[Entries taken from a collection]
▽

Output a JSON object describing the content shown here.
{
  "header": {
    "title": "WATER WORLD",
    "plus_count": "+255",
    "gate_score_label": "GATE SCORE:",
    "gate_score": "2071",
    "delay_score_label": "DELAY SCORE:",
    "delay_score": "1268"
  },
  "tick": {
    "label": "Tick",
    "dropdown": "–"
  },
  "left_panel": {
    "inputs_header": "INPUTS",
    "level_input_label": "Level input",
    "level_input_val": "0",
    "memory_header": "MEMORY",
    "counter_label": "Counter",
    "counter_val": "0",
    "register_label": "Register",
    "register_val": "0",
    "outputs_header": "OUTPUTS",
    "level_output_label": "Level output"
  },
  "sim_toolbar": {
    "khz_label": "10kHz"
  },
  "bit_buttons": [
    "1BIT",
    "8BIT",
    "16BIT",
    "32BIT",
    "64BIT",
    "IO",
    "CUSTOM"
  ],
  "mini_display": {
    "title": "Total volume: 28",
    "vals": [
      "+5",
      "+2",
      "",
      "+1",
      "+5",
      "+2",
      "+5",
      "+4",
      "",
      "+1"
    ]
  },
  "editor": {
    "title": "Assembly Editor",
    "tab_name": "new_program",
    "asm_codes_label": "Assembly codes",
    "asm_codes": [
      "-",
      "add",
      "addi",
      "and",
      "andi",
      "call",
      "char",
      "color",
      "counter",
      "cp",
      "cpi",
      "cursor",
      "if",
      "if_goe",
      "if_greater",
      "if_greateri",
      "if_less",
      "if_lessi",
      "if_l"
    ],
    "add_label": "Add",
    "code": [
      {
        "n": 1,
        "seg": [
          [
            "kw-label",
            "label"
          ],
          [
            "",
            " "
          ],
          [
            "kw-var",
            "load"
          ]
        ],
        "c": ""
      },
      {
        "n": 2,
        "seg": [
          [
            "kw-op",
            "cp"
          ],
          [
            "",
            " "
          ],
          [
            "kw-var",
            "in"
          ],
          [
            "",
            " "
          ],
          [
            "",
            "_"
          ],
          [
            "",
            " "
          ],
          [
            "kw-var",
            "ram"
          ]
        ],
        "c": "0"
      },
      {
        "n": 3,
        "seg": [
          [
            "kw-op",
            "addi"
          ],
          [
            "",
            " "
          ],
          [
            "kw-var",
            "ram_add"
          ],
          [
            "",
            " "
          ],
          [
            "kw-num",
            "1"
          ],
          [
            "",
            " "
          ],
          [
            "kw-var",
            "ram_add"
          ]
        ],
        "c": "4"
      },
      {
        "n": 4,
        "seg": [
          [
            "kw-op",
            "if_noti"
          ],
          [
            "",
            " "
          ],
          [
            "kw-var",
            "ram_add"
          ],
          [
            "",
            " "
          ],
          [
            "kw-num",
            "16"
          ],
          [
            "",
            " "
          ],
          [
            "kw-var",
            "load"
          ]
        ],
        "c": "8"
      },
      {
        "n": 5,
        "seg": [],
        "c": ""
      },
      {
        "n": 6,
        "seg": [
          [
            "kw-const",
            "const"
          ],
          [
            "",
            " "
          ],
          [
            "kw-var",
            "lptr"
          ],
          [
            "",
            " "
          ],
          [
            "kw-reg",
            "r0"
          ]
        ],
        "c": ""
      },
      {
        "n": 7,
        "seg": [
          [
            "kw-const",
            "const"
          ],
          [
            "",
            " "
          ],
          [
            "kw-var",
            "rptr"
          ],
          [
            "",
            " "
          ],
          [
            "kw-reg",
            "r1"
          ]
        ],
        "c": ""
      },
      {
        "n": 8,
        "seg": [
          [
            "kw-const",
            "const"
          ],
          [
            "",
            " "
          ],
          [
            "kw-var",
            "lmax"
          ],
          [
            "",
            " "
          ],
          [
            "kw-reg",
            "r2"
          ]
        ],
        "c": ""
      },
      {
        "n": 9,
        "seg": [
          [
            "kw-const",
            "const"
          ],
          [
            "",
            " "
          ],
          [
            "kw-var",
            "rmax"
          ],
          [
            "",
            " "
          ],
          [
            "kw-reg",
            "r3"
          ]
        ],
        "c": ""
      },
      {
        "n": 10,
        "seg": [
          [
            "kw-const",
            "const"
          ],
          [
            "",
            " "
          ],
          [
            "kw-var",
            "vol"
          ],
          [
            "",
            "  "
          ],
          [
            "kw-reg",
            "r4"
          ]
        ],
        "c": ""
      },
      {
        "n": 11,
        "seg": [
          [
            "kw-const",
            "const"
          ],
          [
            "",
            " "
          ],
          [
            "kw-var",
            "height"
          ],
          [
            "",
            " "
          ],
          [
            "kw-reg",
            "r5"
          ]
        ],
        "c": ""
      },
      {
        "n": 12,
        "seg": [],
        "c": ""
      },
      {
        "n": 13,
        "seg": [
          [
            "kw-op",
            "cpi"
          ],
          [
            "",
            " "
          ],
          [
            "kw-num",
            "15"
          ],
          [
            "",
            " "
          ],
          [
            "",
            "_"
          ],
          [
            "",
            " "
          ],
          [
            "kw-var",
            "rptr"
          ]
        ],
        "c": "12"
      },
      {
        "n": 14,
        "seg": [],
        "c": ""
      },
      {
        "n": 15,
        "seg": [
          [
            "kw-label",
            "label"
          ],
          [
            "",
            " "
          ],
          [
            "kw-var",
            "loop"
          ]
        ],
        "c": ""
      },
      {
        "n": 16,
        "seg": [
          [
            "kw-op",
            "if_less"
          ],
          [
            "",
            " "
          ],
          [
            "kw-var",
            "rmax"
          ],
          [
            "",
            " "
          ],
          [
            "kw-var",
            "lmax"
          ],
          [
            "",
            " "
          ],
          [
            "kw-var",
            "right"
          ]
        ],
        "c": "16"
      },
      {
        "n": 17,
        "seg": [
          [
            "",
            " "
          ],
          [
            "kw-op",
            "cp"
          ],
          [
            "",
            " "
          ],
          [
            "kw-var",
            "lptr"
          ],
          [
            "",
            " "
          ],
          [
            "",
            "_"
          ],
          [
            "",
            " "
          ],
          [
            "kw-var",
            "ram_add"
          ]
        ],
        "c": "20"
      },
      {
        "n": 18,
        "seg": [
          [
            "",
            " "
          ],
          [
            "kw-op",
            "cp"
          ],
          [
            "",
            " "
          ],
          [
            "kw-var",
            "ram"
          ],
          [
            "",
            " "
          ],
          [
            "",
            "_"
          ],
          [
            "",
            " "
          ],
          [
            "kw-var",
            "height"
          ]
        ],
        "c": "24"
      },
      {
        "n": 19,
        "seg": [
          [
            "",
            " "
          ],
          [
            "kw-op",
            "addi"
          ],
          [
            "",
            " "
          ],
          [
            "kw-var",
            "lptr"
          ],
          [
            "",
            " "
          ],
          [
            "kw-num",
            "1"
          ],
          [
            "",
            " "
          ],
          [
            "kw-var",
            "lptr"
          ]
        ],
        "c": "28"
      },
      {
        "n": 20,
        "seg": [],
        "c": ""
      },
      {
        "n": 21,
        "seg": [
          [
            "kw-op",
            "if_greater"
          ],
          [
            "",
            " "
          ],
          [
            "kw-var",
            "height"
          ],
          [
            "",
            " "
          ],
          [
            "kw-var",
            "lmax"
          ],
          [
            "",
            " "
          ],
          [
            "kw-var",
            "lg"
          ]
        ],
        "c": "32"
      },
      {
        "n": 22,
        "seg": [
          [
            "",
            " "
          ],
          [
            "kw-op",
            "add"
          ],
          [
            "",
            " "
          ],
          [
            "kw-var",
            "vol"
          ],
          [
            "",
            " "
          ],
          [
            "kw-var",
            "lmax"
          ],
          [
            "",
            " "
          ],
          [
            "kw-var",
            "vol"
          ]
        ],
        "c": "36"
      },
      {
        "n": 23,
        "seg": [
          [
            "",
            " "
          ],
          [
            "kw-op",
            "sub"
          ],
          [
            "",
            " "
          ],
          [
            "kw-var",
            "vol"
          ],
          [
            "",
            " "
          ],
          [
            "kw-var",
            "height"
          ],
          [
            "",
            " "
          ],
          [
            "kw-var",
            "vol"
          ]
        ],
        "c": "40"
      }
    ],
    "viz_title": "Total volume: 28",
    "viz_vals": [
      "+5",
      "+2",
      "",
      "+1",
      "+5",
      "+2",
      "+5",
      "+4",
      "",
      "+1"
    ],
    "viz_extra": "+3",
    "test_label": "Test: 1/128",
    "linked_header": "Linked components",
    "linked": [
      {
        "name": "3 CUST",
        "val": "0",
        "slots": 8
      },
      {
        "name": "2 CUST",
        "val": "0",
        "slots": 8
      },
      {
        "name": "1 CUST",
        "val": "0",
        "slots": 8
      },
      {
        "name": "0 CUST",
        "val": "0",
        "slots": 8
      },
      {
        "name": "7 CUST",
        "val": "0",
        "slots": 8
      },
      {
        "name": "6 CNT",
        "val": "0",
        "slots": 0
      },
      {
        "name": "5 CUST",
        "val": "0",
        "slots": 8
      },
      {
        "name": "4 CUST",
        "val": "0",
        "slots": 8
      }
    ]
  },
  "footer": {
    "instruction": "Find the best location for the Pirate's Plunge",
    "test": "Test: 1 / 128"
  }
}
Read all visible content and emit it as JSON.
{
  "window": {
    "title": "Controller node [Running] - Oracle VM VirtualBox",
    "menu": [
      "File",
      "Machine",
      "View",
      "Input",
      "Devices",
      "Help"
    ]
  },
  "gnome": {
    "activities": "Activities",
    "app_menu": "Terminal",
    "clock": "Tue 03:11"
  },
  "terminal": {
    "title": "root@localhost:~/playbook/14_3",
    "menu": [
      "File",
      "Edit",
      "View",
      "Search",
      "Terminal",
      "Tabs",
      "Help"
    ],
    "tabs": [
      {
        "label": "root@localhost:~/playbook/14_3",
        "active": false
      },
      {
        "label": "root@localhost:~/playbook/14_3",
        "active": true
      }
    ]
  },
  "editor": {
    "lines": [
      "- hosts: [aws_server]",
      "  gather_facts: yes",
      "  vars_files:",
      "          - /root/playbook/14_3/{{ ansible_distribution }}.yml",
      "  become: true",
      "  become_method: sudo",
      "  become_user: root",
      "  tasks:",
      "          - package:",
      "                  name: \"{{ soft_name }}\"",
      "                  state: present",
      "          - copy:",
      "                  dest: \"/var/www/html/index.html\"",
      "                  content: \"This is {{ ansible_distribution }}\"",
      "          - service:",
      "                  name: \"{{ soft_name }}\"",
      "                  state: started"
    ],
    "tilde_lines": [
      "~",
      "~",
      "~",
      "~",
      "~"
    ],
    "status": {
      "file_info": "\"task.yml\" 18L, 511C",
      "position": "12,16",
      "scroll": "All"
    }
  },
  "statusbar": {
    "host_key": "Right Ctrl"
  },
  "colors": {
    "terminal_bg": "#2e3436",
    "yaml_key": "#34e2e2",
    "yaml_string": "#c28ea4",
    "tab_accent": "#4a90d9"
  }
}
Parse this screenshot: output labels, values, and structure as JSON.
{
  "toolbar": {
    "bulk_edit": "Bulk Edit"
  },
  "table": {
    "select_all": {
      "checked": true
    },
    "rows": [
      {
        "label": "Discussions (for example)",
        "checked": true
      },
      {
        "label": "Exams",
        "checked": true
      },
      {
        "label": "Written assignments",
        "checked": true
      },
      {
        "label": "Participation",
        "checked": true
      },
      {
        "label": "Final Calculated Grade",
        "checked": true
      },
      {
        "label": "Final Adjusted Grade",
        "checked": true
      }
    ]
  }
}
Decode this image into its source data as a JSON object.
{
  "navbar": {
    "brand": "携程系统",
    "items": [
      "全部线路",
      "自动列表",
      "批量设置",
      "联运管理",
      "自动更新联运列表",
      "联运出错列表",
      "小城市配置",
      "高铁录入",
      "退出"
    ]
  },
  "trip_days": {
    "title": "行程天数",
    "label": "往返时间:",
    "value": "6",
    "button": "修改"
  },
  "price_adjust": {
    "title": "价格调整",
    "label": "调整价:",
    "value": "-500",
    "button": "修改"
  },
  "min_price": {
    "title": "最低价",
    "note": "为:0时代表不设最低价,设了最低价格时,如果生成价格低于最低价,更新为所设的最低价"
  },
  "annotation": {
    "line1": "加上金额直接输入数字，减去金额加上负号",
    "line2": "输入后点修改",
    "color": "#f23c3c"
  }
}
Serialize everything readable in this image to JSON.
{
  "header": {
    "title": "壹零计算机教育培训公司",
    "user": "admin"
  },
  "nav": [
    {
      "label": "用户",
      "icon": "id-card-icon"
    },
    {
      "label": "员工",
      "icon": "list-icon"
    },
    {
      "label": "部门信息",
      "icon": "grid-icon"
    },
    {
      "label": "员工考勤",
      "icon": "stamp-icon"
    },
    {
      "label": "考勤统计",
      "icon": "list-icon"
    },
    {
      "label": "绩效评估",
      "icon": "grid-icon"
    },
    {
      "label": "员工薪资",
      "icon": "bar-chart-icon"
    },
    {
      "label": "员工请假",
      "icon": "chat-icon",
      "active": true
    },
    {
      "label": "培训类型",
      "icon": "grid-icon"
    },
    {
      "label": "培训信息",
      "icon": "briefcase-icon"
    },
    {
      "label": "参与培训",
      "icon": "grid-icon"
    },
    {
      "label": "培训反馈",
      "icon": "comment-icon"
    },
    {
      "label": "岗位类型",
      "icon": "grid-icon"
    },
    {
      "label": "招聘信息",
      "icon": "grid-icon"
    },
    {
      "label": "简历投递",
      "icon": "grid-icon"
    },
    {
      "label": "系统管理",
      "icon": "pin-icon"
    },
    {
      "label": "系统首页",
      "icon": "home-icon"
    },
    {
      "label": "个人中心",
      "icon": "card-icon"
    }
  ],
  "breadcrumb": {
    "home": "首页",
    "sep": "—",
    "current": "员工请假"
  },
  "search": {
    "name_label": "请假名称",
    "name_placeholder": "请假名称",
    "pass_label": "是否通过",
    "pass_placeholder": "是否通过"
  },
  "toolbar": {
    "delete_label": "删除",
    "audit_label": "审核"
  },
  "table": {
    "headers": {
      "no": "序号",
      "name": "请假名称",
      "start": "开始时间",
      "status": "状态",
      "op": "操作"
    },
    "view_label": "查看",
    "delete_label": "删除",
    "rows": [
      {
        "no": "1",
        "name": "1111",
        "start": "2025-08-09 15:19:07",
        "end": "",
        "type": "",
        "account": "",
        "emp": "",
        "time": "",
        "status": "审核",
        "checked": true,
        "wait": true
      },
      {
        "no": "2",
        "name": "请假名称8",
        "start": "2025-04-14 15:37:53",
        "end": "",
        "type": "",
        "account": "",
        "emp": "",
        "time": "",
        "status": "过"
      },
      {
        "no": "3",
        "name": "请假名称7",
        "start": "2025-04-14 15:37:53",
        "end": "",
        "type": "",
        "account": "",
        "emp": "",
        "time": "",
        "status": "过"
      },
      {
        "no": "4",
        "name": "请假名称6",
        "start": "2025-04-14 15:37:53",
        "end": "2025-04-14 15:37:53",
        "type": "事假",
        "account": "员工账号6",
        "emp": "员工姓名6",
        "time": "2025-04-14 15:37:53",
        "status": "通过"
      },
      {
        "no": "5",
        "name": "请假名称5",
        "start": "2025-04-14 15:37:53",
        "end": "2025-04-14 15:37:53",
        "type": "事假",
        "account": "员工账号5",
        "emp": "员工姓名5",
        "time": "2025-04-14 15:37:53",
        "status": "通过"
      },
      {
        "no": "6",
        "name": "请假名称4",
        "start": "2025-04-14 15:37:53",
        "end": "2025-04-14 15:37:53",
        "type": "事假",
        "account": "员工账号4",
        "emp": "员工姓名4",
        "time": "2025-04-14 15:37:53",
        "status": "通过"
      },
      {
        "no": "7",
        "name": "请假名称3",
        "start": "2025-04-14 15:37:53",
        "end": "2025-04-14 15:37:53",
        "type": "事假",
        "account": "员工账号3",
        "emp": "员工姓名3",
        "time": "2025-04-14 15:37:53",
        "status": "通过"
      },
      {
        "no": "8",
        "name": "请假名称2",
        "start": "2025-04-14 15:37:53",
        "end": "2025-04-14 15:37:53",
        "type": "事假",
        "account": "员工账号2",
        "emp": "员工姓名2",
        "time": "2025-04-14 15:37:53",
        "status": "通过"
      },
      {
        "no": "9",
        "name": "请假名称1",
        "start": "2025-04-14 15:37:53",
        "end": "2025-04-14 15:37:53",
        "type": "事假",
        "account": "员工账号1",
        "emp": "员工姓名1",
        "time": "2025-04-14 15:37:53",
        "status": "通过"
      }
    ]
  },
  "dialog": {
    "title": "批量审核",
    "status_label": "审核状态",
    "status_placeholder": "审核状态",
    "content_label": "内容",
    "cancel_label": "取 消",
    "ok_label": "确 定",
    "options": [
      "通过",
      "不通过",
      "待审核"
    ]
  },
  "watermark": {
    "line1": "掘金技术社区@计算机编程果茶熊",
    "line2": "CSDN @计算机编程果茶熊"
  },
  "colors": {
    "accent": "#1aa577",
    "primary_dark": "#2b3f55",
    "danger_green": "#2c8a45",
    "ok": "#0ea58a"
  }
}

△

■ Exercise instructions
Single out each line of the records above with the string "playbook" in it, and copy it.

■ Response to this task
    "title": "root@localhost:~/playbook/14_3",
        "label": "root@localhost:~/playbook/14_3",
        "label": "root@localhost:~/playbook/14_3",
      "          - /root/playbook/14_3/{{ ansible_distribution }}.yml",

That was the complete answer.